Before you return the entries below, strip out the pictures and keep all else exact.

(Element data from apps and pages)

+ + + + + + +

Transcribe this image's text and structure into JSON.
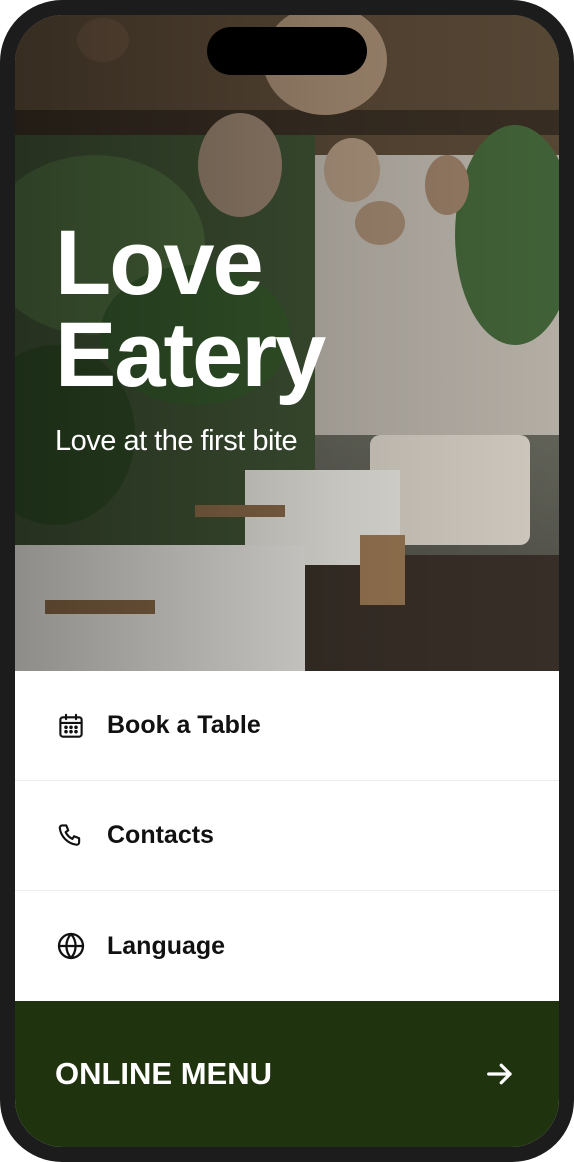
{
  "hero": {
    "title_line1": "Love",
    "title_line2": "Eatery",
    "tagline": "Love at the first bite"
  },
  "menu": {
    "items": [
      {
        "label": "Book a Table",
        "icon": "calendar-icon"
      },
      {
        "label": "Contacts",
        "icon": "phone-icon"
      },
      {
        "label": "Language",
        "icon": "globe-icon"
      }
    ]
  },
  "cta": {
    "label": "ONLINE MENU",
    "icon": "arrow-right-icon",
    "background": "#1f330e"
  }
}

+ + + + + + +

WORKED SOLUTION:
Transcribe this image's text and structure into JSON.
{
  "hero": {
    "title_line1": "Love",
    "title_line2": "Eatery",
    "tagline": "Love at the first bite"
  },
  "menu": {
    "items": [
      {
        "label": "Book a Table",
        "icon": "calendar-icon"
      },
      {
        "label": "Contacts",
        "icon": "phone-icon"
      },
      {
        "label": "Language",
        "icon": "globe-icon"
      }
    ]
  },
  "cta": {
    "label": "ONLINE MENU",
    "icon": "arrow-right-icon",
    "background": "#1f330e"
  }
}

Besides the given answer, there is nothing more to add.